Task directions »
In the data below, find each line containing the string "this" and return it.

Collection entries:
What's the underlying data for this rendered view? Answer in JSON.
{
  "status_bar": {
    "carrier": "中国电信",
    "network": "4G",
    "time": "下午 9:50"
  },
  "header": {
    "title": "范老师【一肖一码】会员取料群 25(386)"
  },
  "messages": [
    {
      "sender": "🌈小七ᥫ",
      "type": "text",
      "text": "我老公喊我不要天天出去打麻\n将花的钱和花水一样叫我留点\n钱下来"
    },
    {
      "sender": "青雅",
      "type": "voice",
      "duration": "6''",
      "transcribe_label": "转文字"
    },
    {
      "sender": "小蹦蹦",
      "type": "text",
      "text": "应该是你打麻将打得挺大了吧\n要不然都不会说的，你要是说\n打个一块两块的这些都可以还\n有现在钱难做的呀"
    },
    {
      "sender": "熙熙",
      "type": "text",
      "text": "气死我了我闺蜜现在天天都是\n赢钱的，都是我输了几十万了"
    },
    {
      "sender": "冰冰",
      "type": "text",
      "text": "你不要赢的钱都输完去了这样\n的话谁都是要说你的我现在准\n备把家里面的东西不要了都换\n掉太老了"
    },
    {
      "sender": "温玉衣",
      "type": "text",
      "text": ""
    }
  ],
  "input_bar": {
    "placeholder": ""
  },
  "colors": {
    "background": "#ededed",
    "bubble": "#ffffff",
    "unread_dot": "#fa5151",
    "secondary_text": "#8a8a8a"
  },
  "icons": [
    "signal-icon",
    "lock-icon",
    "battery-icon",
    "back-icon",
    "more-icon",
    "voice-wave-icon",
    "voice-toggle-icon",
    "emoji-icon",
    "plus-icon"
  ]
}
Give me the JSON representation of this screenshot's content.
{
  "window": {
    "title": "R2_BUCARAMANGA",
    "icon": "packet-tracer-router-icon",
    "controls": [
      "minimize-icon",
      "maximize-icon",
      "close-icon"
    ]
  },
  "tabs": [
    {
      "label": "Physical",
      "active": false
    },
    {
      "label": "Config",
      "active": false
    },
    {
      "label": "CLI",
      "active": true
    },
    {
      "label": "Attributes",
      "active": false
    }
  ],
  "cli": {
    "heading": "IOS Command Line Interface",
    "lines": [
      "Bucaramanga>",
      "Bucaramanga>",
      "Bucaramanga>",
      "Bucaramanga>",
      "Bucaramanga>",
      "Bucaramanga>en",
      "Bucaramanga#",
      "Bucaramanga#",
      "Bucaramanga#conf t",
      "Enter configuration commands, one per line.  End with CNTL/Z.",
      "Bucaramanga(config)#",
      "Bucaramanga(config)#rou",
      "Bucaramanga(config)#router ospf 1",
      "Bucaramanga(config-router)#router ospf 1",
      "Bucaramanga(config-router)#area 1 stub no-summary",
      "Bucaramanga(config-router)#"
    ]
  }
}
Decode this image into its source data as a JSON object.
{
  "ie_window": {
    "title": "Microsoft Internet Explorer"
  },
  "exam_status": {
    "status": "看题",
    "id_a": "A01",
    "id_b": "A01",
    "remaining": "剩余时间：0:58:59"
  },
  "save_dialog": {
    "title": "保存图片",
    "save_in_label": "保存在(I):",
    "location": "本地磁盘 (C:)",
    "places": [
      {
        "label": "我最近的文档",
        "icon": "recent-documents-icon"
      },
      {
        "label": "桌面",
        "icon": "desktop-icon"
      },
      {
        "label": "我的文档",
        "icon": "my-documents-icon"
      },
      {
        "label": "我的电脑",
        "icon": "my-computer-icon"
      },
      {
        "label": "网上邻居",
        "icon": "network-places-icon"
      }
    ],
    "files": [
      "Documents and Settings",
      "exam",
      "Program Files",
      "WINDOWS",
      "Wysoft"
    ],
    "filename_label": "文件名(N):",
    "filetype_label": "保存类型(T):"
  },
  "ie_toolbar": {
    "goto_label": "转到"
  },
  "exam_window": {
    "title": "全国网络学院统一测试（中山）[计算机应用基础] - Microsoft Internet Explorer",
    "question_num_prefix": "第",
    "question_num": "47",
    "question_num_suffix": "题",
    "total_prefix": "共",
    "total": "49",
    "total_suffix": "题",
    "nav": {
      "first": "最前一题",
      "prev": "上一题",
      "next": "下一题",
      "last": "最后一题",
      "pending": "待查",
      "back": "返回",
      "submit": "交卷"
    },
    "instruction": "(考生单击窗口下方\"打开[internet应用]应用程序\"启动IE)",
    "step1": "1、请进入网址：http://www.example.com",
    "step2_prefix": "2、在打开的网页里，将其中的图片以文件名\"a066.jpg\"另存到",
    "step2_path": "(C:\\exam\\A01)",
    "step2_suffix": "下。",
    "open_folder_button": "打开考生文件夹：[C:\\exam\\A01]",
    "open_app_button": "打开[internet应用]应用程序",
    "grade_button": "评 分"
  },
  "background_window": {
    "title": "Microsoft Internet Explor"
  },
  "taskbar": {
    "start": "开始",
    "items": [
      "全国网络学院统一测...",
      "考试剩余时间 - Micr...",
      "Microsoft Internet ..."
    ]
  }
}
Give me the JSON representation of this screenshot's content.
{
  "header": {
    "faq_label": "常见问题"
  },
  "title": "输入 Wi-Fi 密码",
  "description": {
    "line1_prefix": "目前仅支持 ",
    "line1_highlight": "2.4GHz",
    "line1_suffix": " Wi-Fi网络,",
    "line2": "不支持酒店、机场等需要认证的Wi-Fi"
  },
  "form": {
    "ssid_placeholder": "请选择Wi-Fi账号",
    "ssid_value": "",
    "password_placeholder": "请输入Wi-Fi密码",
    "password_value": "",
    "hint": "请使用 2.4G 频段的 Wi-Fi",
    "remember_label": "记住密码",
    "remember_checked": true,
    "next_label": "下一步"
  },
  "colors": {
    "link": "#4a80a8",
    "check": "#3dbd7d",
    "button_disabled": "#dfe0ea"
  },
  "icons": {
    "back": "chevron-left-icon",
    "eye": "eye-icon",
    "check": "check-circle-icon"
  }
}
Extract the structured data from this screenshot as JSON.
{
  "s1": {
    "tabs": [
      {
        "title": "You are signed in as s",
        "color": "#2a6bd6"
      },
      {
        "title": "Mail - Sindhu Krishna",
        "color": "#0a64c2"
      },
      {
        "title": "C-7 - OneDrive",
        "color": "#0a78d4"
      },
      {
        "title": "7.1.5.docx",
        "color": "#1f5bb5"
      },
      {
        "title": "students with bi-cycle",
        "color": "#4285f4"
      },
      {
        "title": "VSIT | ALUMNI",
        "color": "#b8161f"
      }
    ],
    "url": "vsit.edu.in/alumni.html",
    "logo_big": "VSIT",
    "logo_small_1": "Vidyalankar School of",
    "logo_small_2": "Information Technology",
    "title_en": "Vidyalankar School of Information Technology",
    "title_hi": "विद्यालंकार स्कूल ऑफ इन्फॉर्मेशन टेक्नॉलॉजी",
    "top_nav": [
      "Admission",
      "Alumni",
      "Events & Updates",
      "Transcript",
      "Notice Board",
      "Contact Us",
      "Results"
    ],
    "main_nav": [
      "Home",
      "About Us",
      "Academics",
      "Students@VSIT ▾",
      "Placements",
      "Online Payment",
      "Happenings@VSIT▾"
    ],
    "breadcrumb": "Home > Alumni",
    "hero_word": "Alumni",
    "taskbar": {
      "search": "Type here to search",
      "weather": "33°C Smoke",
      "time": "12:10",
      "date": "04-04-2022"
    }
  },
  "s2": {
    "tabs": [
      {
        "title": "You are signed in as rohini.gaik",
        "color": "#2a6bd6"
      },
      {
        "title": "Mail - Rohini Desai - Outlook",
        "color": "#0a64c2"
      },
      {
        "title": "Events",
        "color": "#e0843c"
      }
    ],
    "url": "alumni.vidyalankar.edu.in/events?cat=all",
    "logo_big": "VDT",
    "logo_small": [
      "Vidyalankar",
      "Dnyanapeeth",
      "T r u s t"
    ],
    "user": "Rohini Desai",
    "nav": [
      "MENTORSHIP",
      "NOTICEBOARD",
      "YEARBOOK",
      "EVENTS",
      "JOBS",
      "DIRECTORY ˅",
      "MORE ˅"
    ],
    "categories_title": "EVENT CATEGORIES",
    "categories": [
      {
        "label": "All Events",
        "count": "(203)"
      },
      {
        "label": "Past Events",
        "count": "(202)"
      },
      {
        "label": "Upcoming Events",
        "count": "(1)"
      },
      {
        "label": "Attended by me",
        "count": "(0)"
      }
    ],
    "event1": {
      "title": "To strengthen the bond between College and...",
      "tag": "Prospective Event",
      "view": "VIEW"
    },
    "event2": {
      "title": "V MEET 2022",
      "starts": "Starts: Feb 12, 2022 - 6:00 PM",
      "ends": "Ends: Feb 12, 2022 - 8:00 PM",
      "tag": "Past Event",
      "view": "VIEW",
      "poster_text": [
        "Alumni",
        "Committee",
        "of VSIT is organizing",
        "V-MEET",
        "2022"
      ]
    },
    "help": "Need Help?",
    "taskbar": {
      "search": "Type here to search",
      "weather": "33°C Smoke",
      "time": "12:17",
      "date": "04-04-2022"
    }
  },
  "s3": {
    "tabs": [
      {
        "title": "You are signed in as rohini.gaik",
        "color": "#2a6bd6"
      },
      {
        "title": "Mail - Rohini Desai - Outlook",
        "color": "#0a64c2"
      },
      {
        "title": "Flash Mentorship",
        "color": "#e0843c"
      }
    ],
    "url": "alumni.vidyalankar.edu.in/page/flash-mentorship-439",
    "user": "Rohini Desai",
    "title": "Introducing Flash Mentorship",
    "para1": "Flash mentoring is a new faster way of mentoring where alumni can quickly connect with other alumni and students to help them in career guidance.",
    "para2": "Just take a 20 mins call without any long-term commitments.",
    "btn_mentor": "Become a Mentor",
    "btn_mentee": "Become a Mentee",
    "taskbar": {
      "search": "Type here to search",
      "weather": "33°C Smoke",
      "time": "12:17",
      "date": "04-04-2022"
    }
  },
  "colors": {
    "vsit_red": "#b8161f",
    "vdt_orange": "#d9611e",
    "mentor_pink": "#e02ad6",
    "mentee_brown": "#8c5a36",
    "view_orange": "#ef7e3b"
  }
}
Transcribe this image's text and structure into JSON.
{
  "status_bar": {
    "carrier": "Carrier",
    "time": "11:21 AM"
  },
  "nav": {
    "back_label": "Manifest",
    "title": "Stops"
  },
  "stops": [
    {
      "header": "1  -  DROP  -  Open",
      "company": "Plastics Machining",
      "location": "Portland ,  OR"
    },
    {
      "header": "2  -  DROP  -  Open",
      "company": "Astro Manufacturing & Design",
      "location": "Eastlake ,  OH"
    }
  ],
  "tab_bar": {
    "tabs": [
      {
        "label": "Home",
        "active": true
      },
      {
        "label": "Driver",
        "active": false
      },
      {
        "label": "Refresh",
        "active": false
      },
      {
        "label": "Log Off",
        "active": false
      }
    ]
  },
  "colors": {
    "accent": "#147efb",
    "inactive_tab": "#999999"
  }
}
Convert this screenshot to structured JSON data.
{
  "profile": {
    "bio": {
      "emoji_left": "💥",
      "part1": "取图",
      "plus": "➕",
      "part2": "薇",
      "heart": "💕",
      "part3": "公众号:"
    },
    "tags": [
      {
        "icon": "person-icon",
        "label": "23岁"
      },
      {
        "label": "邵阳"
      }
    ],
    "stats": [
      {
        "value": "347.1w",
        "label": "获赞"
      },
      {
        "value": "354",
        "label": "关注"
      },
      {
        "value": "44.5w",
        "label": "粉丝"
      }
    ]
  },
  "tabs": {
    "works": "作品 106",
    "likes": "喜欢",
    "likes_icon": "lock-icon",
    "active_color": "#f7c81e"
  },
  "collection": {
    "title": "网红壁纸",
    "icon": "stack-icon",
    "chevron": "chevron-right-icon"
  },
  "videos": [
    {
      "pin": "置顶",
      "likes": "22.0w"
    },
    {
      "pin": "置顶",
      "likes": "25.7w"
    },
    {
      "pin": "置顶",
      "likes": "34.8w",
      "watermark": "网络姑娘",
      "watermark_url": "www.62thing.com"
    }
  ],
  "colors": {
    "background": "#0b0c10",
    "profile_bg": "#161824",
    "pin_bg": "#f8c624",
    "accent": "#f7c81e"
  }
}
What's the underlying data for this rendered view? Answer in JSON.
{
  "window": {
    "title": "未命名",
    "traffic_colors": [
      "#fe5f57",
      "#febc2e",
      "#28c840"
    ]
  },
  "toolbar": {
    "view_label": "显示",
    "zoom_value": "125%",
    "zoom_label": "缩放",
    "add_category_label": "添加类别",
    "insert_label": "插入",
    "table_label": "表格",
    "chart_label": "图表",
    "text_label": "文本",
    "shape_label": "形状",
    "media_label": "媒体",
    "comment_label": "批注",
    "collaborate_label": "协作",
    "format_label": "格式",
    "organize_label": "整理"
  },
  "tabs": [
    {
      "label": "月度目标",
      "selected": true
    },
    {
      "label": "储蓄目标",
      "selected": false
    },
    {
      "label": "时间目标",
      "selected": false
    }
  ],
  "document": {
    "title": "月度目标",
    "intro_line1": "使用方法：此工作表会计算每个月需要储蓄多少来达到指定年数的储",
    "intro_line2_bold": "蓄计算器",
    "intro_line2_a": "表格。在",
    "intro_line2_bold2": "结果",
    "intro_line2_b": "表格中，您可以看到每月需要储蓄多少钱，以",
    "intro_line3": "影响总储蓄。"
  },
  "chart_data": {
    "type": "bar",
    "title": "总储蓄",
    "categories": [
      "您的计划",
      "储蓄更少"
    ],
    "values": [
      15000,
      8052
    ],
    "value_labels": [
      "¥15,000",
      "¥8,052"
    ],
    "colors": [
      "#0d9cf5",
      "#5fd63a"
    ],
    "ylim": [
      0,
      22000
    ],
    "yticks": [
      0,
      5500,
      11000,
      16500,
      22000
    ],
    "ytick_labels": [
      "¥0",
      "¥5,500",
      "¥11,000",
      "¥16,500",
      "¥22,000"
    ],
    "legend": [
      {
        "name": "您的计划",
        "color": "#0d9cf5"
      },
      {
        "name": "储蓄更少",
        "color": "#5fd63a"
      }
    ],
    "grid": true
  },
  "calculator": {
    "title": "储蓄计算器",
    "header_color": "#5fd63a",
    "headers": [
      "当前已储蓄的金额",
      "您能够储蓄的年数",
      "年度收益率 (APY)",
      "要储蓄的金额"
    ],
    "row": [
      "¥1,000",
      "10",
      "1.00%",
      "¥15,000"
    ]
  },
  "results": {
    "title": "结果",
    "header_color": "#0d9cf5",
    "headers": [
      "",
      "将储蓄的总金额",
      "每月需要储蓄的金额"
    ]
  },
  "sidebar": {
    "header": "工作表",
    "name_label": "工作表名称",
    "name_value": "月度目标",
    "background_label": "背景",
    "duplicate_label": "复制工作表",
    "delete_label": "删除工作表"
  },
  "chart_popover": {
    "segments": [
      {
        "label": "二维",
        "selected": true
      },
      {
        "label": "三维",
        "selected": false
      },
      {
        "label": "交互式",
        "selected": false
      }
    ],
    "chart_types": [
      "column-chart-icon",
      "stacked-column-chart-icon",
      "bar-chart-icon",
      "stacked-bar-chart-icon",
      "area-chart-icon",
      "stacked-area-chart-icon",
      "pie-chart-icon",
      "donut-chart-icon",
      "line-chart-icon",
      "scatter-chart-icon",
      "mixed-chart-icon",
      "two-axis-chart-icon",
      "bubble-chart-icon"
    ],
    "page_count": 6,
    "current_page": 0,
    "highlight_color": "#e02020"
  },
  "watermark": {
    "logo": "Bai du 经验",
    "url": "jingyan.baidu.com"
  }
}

Response box »
What's the underlying data for this rendered view? Answer in JSON.
Give me the JSON representation of this screenshot's content.
Decode this image into its source data as a JSON object.
Give me the JSON representation of this screenshot's content.
Extract the structured data from this screenshot as JSON.
Transcribe this image's text and structure into JSON.
Convert this screenshot to structured JSON data.
What's the underlying data for this rendered view? Answer in JSON.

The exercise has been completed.